Page and application data records
━━━━━━━━━━━━━━━━━━━━━━━━━━━━━━

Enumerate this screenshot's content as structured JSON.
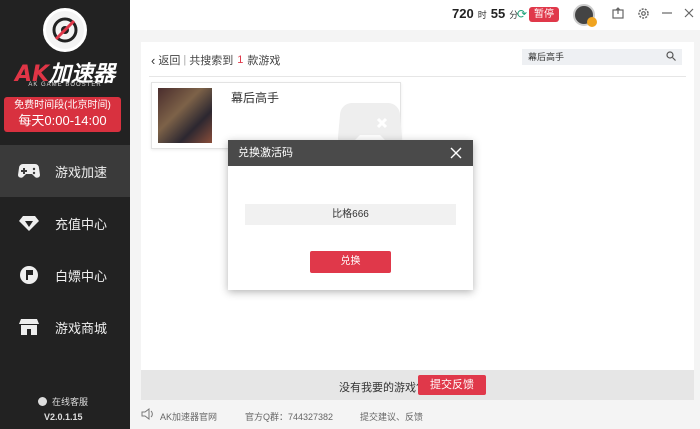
{
  "sidebar": {
    "logo": {
      "brand_ak": "AK",
      "brand_rest": "加速器",
      "subtitle": "AK GAME BOOSTER"
    },
    "free_time": {
      "line1": "免费时间段(北京时间)",
      "line2": "每天0:00-14:00"
    },
    "items": [
      {
        "label": "游戏加速",
        "icon": "gamepad-icon",
        "active": true
      },
      {
        "label": "充值中心",
        "icon": "diamond-icon",
        "active": false
      },
      {
        "label": "白嫖中心",
        "icon": "flag-icon",
        "active": false
      },
      {
        "label": "游戏商城",
        "icon": "store-icon",
        "active": false
      }
    ],
    "service_label": "在线客服",
    "version": "V2.0.1.15"
  },
  "topbar": {
    "hours_value": "720",
    "hours_unit": "时",
    "minutes_value": "55",
    "minutes_unit": "分",
    "pause_label": "暂停"
  },
  "main": {
    "back_label": "返回",
    "result_prefix": "共搜索到",
    "result_count": "1",
    "result_suffix": "款游戏",
    "search_value": "幕后高手",
    "game": {
      "title": "幕后高手"
    }
  },
  "feedback": {
    "text": "没有我要的游戏?",
    "button": "提交反馈"
  },
  "footer": {
    "site": "AK加速器官网",
    "qq_group": "官方Q群：744327382",
    "suggestion": "提交建议、反馈"
  },
  "modal": {
    "title": "兑换激活码",
    "code_value": "比格666",
    "confirm_label": "兑换"
  },
  "colors": {
    "accent": "#e0384a",
    "sidebar_bg": "#222222",
    "modal_header": "#4a4a4a"
  }
}
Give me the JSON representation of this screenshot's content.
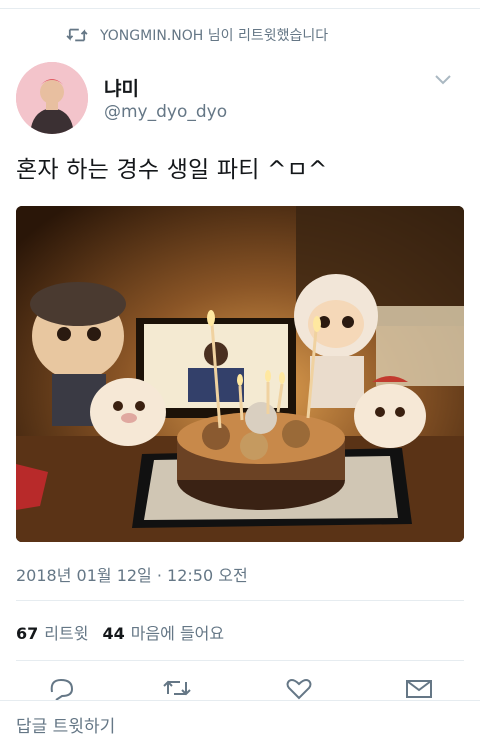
{
  "retweet_context": "YONGMIN.NOH 님이 리트윗했습니다",
  "author": {
    "name": "냐미",
    "handle": "@my_dyo_dyo"
  },
  "tweet": {
    "text": "혼자 하는 경수 생일 파티 ^ㅁ^"
  },
  "timestamp": "2018년 01월 12일 · 12:50 오전",
  "stats": {
    "retweets_count": "67",
    "retweets_label": "리트윗",
    "likes_count": "44",
    "likes_label": "마음에 들어요"
  },
  "actions": [
    "reply-icon",
    "retweet-icon",
    "like-icon",
    "message-icon"
  ],
  "reply_bar": {
    "placeholder": "답글 트윗하기"
  },
  "colors": {
    "secondary_text": "#657786",
    "divider": "#e6ecf0",
    "primary_text": "#14171a"
  }
}
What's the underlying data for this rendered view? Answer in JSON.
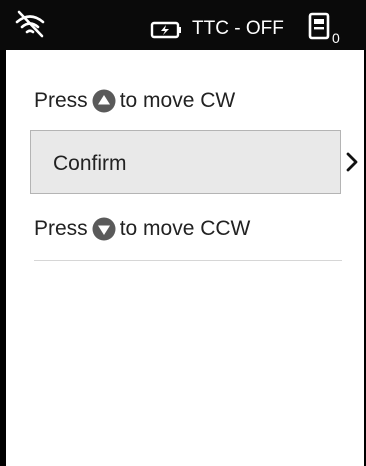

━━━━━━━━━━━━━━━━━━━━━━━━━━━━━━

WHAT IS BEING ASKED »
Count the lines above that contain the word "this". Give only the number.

ANSWER BOX »
3